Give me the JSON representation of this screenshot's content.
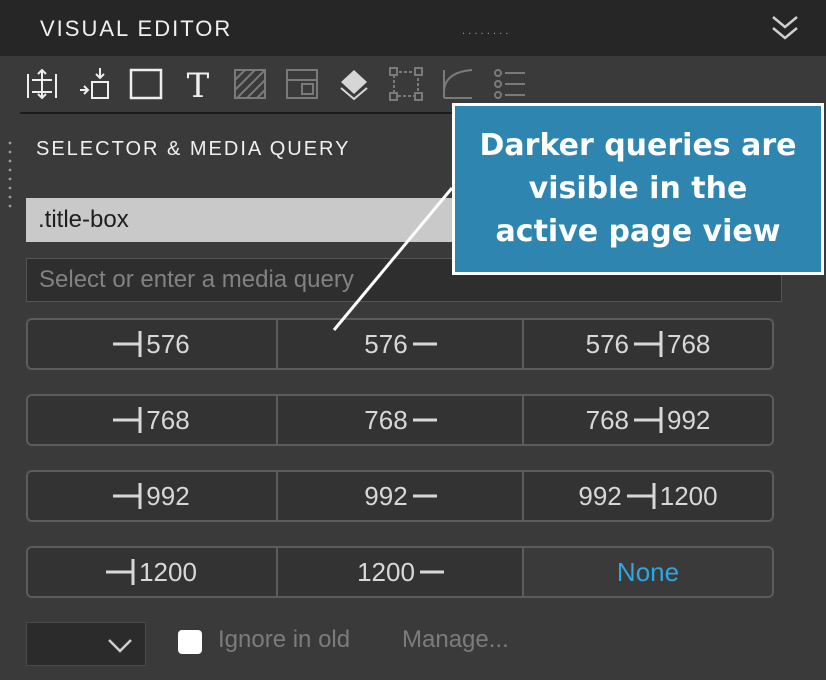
{
  "panel": {
    "title": "VISUAL EDITOR",
    "grip": "........"
  },
  "toolbar": {
    "tools": [
      "spacing-icon",
      "position-icon",
      "box-icon",
      "text-icon",
      "background-icon",
      "layout-icon",
      "color-fill-icon",
      "border-icon",
      "radius-icon",
      "list-icon"
    ]
  },
  "section": {
    "title": "SELECTOR & MEDIA QUERY"
  },
  "selector": {
    "value": ".title-box"
  },
  "media_query": {
    "value": "",
    "placeholder": "Select or enter a media query"
  },
  "query_rows": [
    {
      "max": "576",
      "min": "576",
      "range_from": "576",
      "range_to": "768"
    },
    {
      "max": "768",
      "min": "768",
      "range_from": "768",
      "range_to": "992"
    },
    {
      "max": "992",
      "min": "992",
      "range_from": "992",
      "range_to": "1200"
    },
    {
      "max": "1200",
      "min": "1200",
      "none": "None"
    }
  ],
  "footer": {
    "ignore_label": "Ignore in old",
    "manage_label": "Manage..."
  },
  "callout": {
    "text": "Darker queries are visible in the active page view"
  },
  "colors": {
    "panel_bg": "#3a3a3a",
    "titlebar_bg": "#262626",
    "accent": "#2fa6dd",
    "callout_bg": "#2e86b0"
  }
}
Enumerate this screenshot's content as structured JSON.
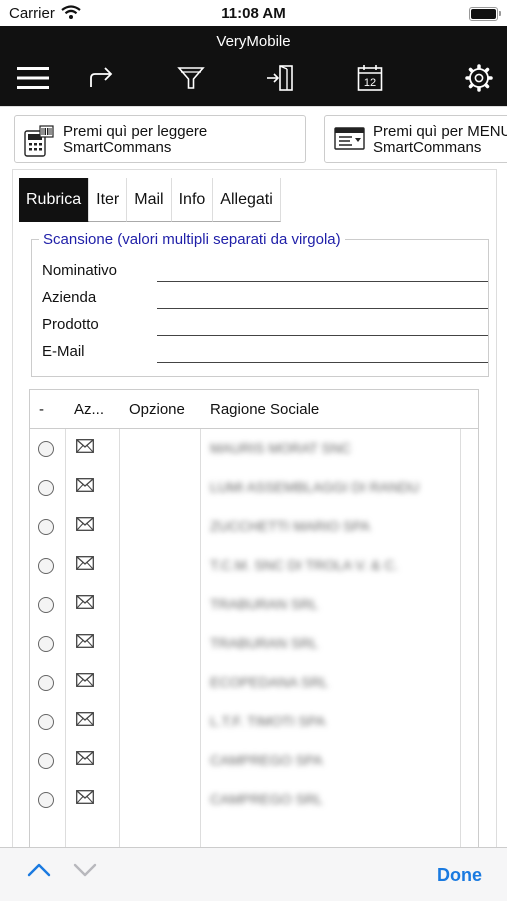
{
  "status_bar": {
    "carrier": "Carrier",
    "time": "11:08 AM"
  },
  "app": {
    "title": "VeryMobile"
  },
  "toolbar": {
    "icons": [
      "menu-icon",
      "share-arrow-icon",
      "filter-icon",
      "exit-door-icon",
      "calendar-icon",
      "gear-icon"
    ],
    "calendar_day": "12"
  },
  "scan_buttons": {
    "read": {
      "line1": "Premi quì per leggere",
      "line2": "SmartCommans"
    },
    "menu": {
      "line1": "Premi quì per MENU",
      "line2": "SmartCommans"
    }
  },
  "tabs": [
    {
      "label": "Rubrica",
      "active": true
    },
    {
      "label": "Iter",
      "active": false
    },
    {
      "label": "Mail",
      "active": false
    },
    {
      "label": "Info",
      "active": false
    },
    {
      "label": "Allegati",
      "active": false
    }
  ],
  "form": {
    "legend": "Scansione (valori multipli separati da virgola)",
    "fields": [
      {
        "label": "Nominativo",
        "value": ""
      },
      {
        "label": "Azienda",
        "value": ""
      },
      {
        "label": "Prodotto",
        "value": ""
      },
      {
        "label": "E-Mail",
        "value": ""
      }
    ]
  },
  "grid": {
    "columns": [
      "-",
      "Az...",
      "Opzione",
      "Ragione Sociale"
    ],
    "rows": [
      {
        "ragione_sociale": "MAURIS MORAT SNC"
      },
      {
        "ragione_sociale": "LUMI ASSEMBLAGGI DI RANDU"
      },
      {
        "ragione_sociale": "ZUCCHETTI MARIO SPA"
      },
      {
        "ragione_sociale": "T.C.M. SNC DI TROLA V. & C."
      },
      {
        "ragione_sociale": "TRABURAN SRL"
      },
      {
        "ragione_sociale": "TRABURAN SRL"
      },
      {
        "ragione_sociale": "ECOPEDANA SRL"
      },
      {
        "ragione_sociale": "L.T.F. TIMOTI SPA"
      },
      {
        "ragione_sociale": "CAMPREGO SPA"
      },
      {
        "ragione_sociale": "CAMPREGO SRL"
      }
    ]
  },
  "keyboard_bar": {
    "done_label": "Done"
  },
  "colors": {
    "header_bg": "#111111",
    "legend": "#1f1fa8",
    "done": "#1a7ae0"
  }
}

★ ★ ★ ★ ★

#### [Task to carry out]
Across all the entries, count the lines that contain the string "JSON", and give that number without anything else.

#### [Finished task]
2